[Component data from apps and pages]
---+---

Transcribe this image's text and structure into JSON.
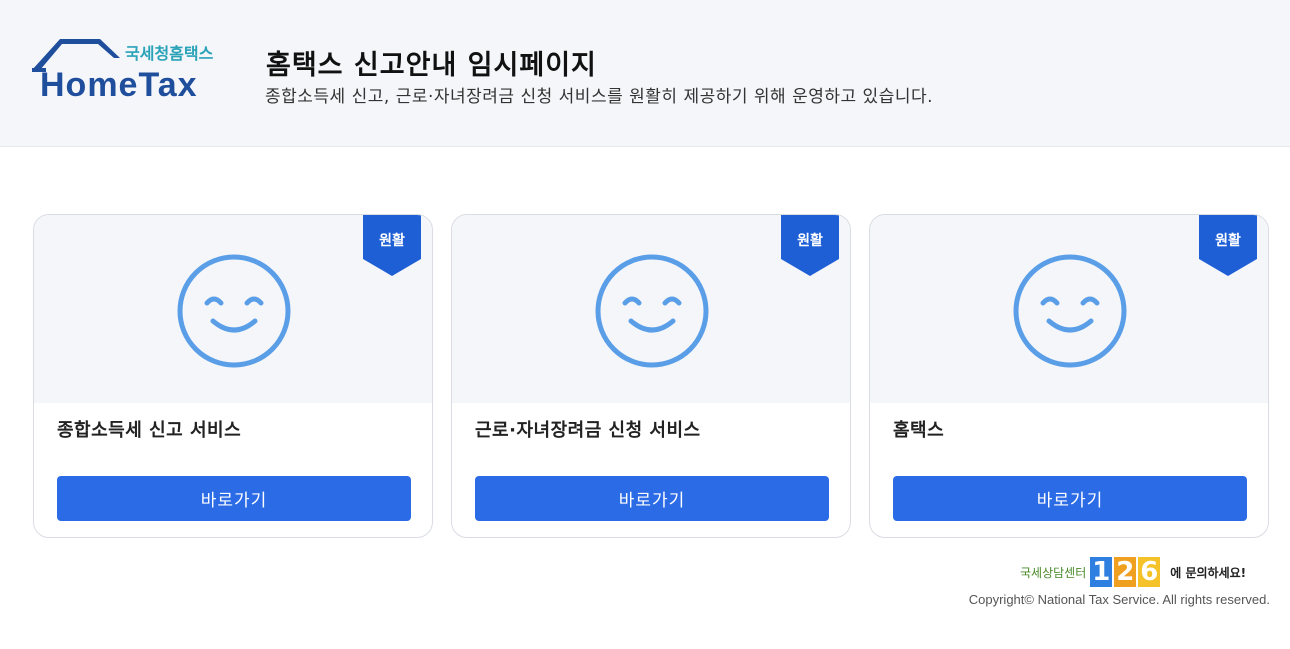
{
  "header": {
    "logo_small": "국세청홈택스",
    "logo_main": "HomeTax",
    "title": "홈택스 신고안내 임시페이지",
    "subtitle": "종합소득세 신고, 근로·자녀장려금 신청 서비스를 원활히 제공하기 위해 운영하고 있습니다."
  },
  "colors": {
    "accent": "#2b6be6",
    "ribbon": "#1f5fd6",
    "smiley": "#5a9ee8",
    "logo_blue": "#1f4e9c",
    "logo_teal": "#2aa3b8"
  },
  "cards": [
    {
      "status": "원활",
      "title": "종합소득세 신고 서비스",
      "button": "바로가기",
      "icon": "smiley-face-icon"
    },
    {
      "status": "원활",
      "title": "근로·자녀장려금 신청 서비스",
      "button": "바로가기",
      "icon": "smiley-face-icon"
    },
    {
      "status": "원활",
      "title": "홈택스",
      "button": "바로가기",
      "icon": "smiley-face-icon"
    }
  ],
  "footer": {
    "callcenter_label": "국세상담센터",
    "callcenter_number": [
      "1",
      "2",
      "6"
    ],
    "callcenter_ask": "에 문의하세요!",
    "copyright": "Copyright© National Tax Service. All rights reserved."
  }
}
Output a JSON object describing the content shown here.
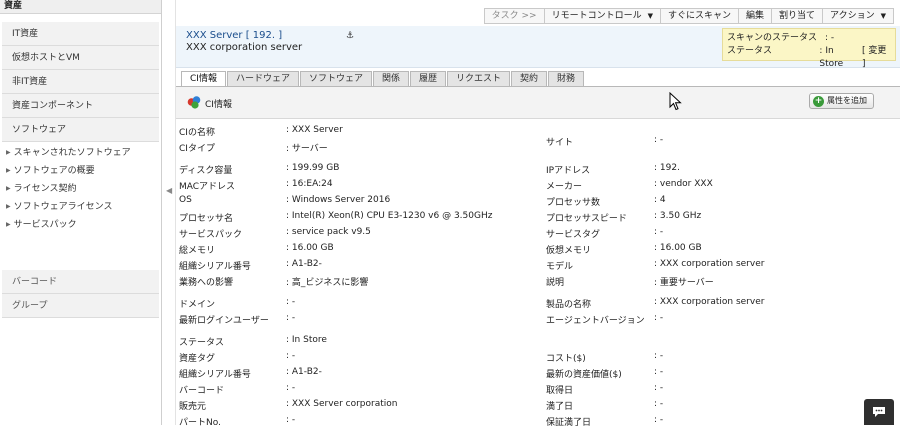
{
  "sidebar": {
    "header": "資産",
    "items": [
      {
        "label": "IT資産"
      },
      {
        "label": "仮想ホストとVM"
      },
      {
        "label": "非IT資産"
      },
      {
        "label": "資産コンポーネント"
      },
      {
        "label": "ソフトウェア"
      }
    ],
    "subitems": [
      {
        "label": "スキャンされたソフトウェア"
      },
      {
        "label": "ソフトウェアの概要"
      },
      {
        "label": "ライセンス契約"
      },
      {
        "label": "ソフトウェアライセンス"
      },
      {
        "label": "サービスパック"
      }
    ],
    "bottom_items": [
      {
        "label": "バーコード"
      },
      {
        "label": "グループ"
      }
    ]
  },
  "actionbar": {
    "tasks": "タスク >>",
    "remote": "リモートコントロール",
    "scan": "すぐにスキャン",
    "edit": "編集",
    "assign": "割り当て",
    "actions": "アクション"
  },
  "header": {
    "title": "XXX Server [ 192.               ]",
    "subtitle": "XXX corporation server",
    "status": {
      "scan_label": "スキャンのステータス",
      "scan_value": ": -",
      "state_label": "ステータス",
      "state_value": ": In Store",
      "change_link": "[ 変更 ]"
    }
  },
  "tabs": [
    "CI情報",
    "ハードウェア",
    "ソフトウェア",
    "関係",
    "履歴",
    "リクエスト",
    "契約",
    "財務"
  ],
  "panel": {
    "title": "CI情報",
    "add_button": "属性を追加"
  },
  "details": [
    {
      "lk": "CIの名称",
      "lv": ": XXX Server",
      "rk": "",
      "rv": ""
    },
    {
      "lk": "CIタイプ",
      "lv": ": サーバー",
      "rk": "サイト",
      "rv": ": -"
    },
    {
      "lk": "ディスク容量",
      "lv": ": 199.99 GB",
      "rk": "IPアドレス",
      "rv": ": 192."
    },
    {
      "lk": "MACアドレス",
      "lv": ": 16:EA:24",
      "rk": "メーカー",
      "rv": ": vendor XXX"
    },
    {
      "lk": "OS",
      "lv": ": Windows Server 2016",
      "rk": "プロセッサ数",
      "rv": ": 4"
    },
    {
      "lk": "プロセッサ名",
      "lv": ": Intel(R) Xeon(R) CPU E3-1230 v6 @ 3.50GHz",
      "rk": "プロセッサスピード",
      "rv": ": 3.50 GHz"
    },
    {
      "lk": "サービスパック",
      "lv": ": service pack v9.5",
      "rk": "サービスタグ",
      "rv": ": -"
    },
    {
      "lk": "総メモリ",
      "lv": ": 16.00 GB",
      "rk": "仮想メモリ",
      "rv": ": 16.00 GB"
    },
    {
      "lk": "組織シリアル番号",
      "lv": ": A1-B2-",
      "rk": "モデル",
      "rv": ": XXX corporation server"
    },
    {
      "lk": "業務への影響",
      "lv": ": 高_ビジネスに影響",
      "rk": "説明",
      "rv": ": 重要サーバー"
    },
    {
      "lk": "ドメイン",
      "lv": ": -",
      "rk": "製品の名称",
      "rv": ": XXX corporation server"
    },
    {
      "lk": "最新ログインユーザー",
      "lv": ": -",
      "rk": "エージェントバージョン",
      "rv": ": -"
    },
    {
      "lk": "ステータス",
      "lv": ": In Store",
      "rk": "",
      "rv": ""
    },
    {
      "lk": "資産タグ",
      "lv": ": -",
      "rk": "コスト($)",
      "rv": ": -"
    },
    {
      "lk": "組織シリアル番号",
      "lv": ": A1-B2-",
      "rk": "最新の資産価値($)",
      "rv": ": -"
    },
    {
      "lk": "バーコード",
      "lv": ": -",
      "rk": "取得日",
      "rv": ": -"
    },
    {
      "lk": "販売元",
      "lv": ": XXX Server corporation",
      "rk": "満了日",
      "rv": ": -"
    },
    {
      "lk": "パートNo.",
      "lv": ": -",
      "rk": "保証満了日",
      "rv": ": -"
    }
  ],
  "colors": {
    "accent": "#1a4d8c",
    "status_bg": "#fbf6c6",
    "header_bg": "#eef5fb"
  }
}
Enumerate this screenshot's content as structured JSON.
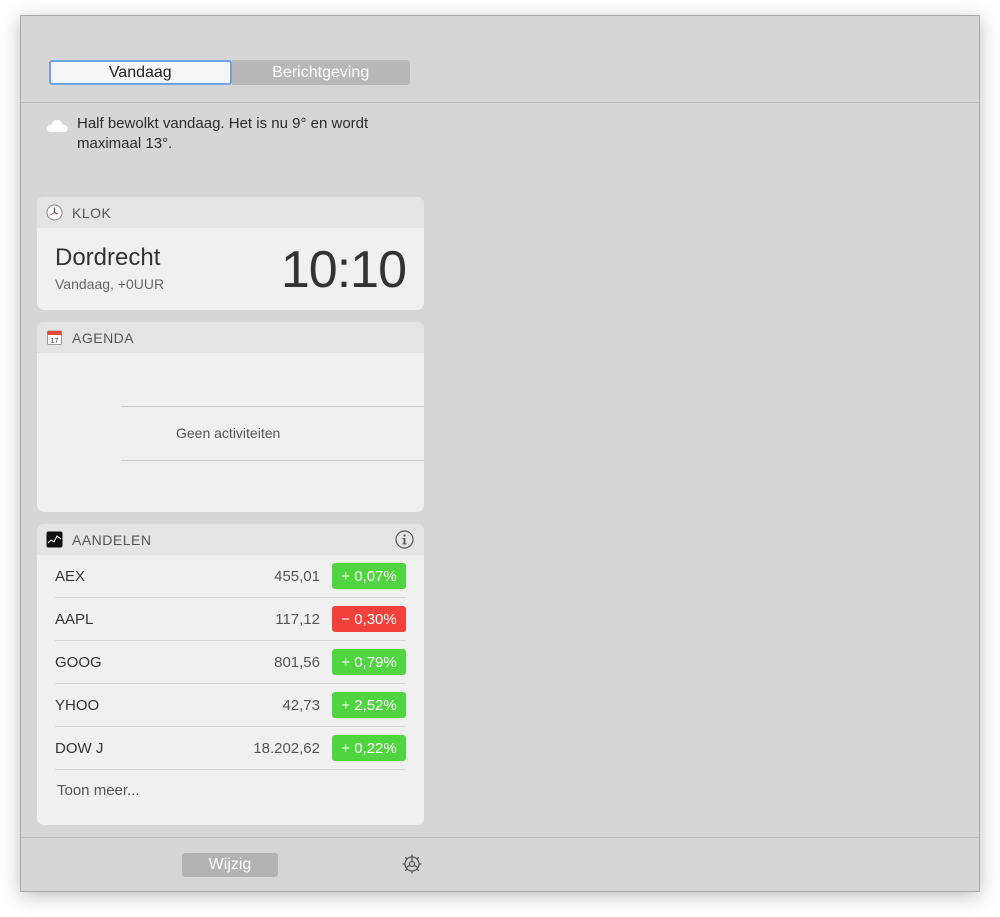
{
  "tabs": {
    "today": "Vandaag",
    "notifications": "Berichtgeving"
  },
  "weather": {
    "text": "Half bewolkt vandaag. Het is nu 9° en wordt maximaal 13°.",
    "icon": "cloud-icon"
  },
  "klok": {
    "title": "KLOK",
    "city": "Dordrecht",
    "subtitle": "Vandaag, +0UUR",
    "time": "10:10"
  },
  "agenda": {
    "title": "AGENDA",
    "empty": "Geen activiteiten",
    "icon_day": "17"
  },
  "aandelen": {
    "title": "AANDELEN",
    "stocks": [
      {
        "name": "AEX",
        "value": "455,01",
        "change": "+ 0,07%",
        "dir": "up"
      },
      {
        "name": "AAPL",
        "value": "117,12",
        "change": "− 0,30%",
        "dir": "down"
      },
      {
        "name": "GOOG",
        "value": "801,56",
        "change": "+ 0,79%",
        "dir": "up"
      },
      {
        "name": "YHOO",
        "value": "42,73",
        "change": "+ 2,52%",
        "dir": "up"
      },
      {
        "name": "DOW J",
        "value": "18.202,62",
        "change": "+ 0,22%",
        "dir": "up"
      }
    ],
    "show_more": "Toon meer..."
  },
  "footer": {
    "edit": "Wijzig"
  },
  "colors": {
    "up": "#50d43f",
    "down": "#f2413b",
    "accent": "#6fa2e0"
  }
}
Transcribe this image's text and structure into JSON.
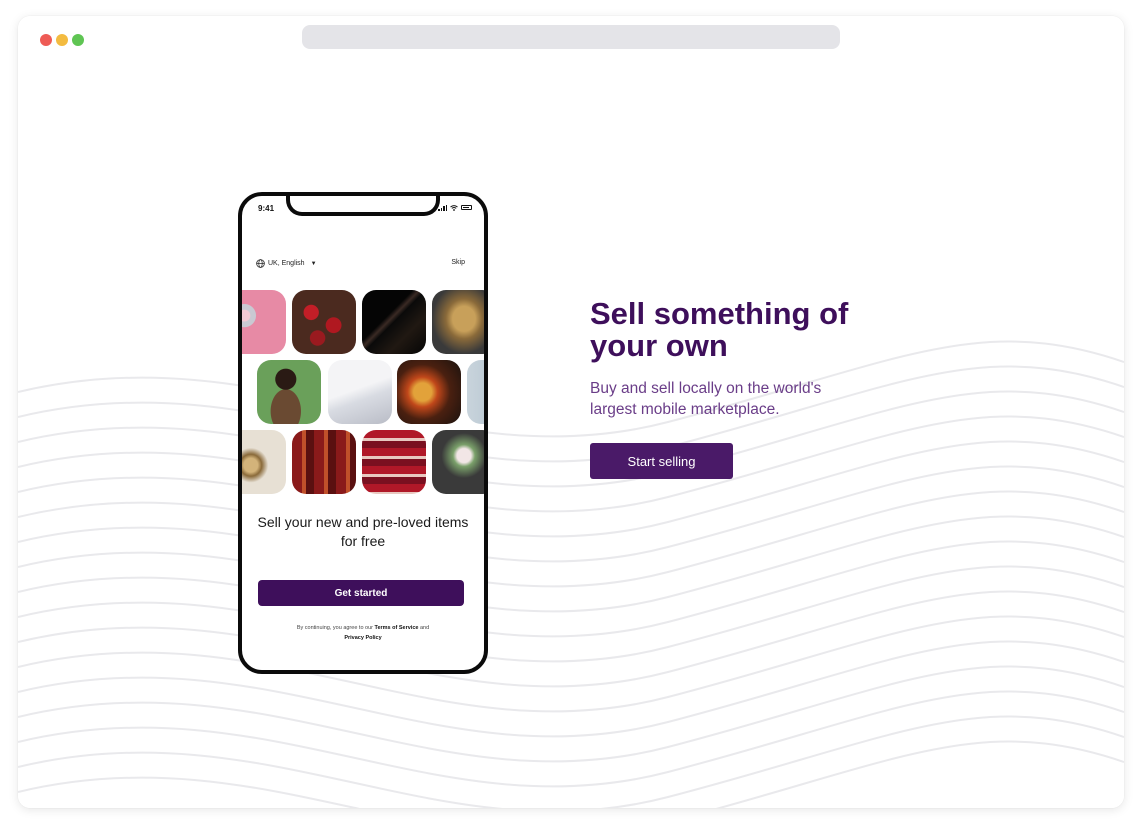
{
  "window": {
    "controls": [
      "close",
      "minimize",
      "maximize"
    ]
  },
  "phone": {
    "status_time": "9:41",
    "language_label": "UK, English",
    "skip_label": "Skip",
    "tagline": "Sell your new and pre-loved items for free",
    "get_started_label": "Get started",
    "legal_prefix": "By continuing, you agree to our ",
    "terms_label": "Terms of Service",
    "legal_mid": " and ",
    "privacy_label": "Privacy Policy",
    "icons": [
      "globe-icon",
      "caret-down-icon",
      "signal-icon",
      "wifi-icon",
      "battery-icon"
    ]
  },
  "hero": {
    "headline": "Sell something of your own",
    "subcopy": "Buy and sell locally on the world's largest mobile marketplace.",
    "cta_label": "Start selling"
  },
  "colors": {
    "brand": "#3e0f5b",
    "brand_button": "#4a1a68",
    "subcopy": "#6a3d88",
    "window_dot_red": "#ee5b55",
    "window_dot_yellow": "#f3bb40",
    "window_dot_green": "#5fc553"
  }
}
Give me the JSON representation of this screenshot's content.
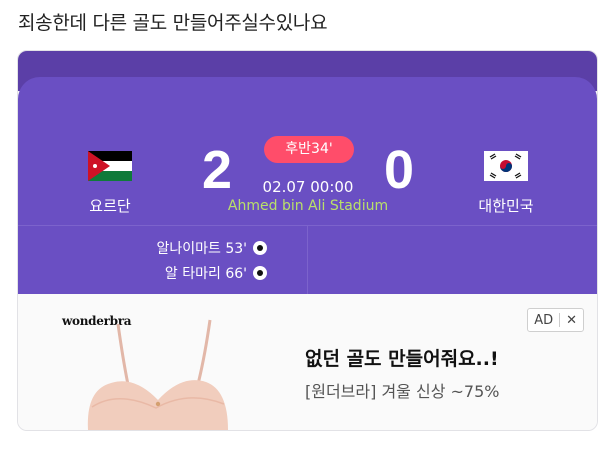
{
  "post": {
    "text": "죄송한데 다른 골도 만들어주실수있나요"
  },
  "match": {
    "home": {
      "name": "요르단",
      "score": "2"
    },
    "away": {
      "name": "대한민국",
      "score": "0"
    },
    "status": "후반34'",
    "datetime": "02.07 00:00",
    "stadium": "Ahmed bin Ali Stadium",
    "scorers": [
      {
        "text": "알나이마트 53'"
      },
      {
        "text": "알 타마리 66'"
      }
    ]
  },
  "ad": {
    "brand": "wonderbra",
    "badge_label": "AD",
    "close_label": "✕",
    "headline": "없던 골도 만들어줘요..!",
    "subtext": "[원더브라] 겨울 신상 ~75%"
  },
  "colors": {
    "panel": "#6a4fc3",
    "badge": "#ff4d6a",
    "stadium_text": "#b9e06a"
  }
}
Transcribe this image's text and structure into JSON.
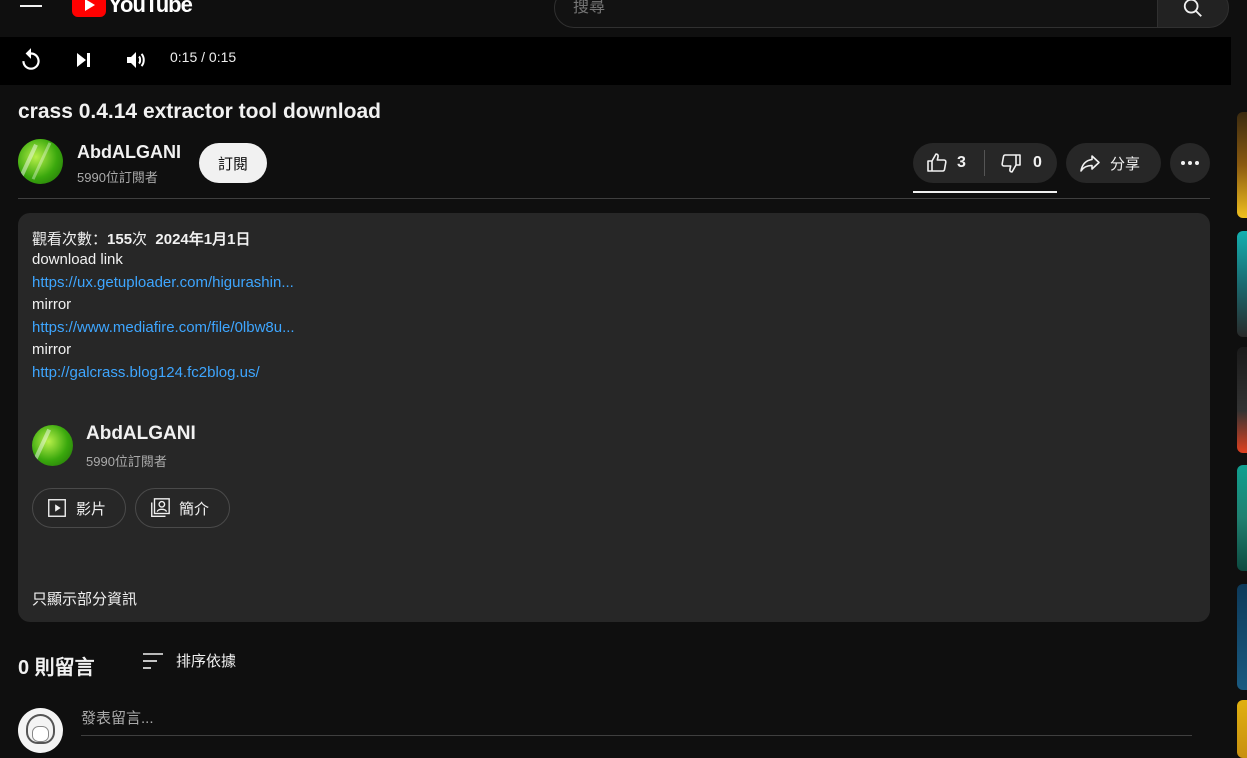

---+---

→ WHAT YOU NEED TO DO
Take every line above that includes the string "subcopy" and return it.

→ EXERCISE RESULT
    "subcopy": "Buy and sell locally on the world's largest mobile marketplace.",
    "subcopy": "#6a3d88",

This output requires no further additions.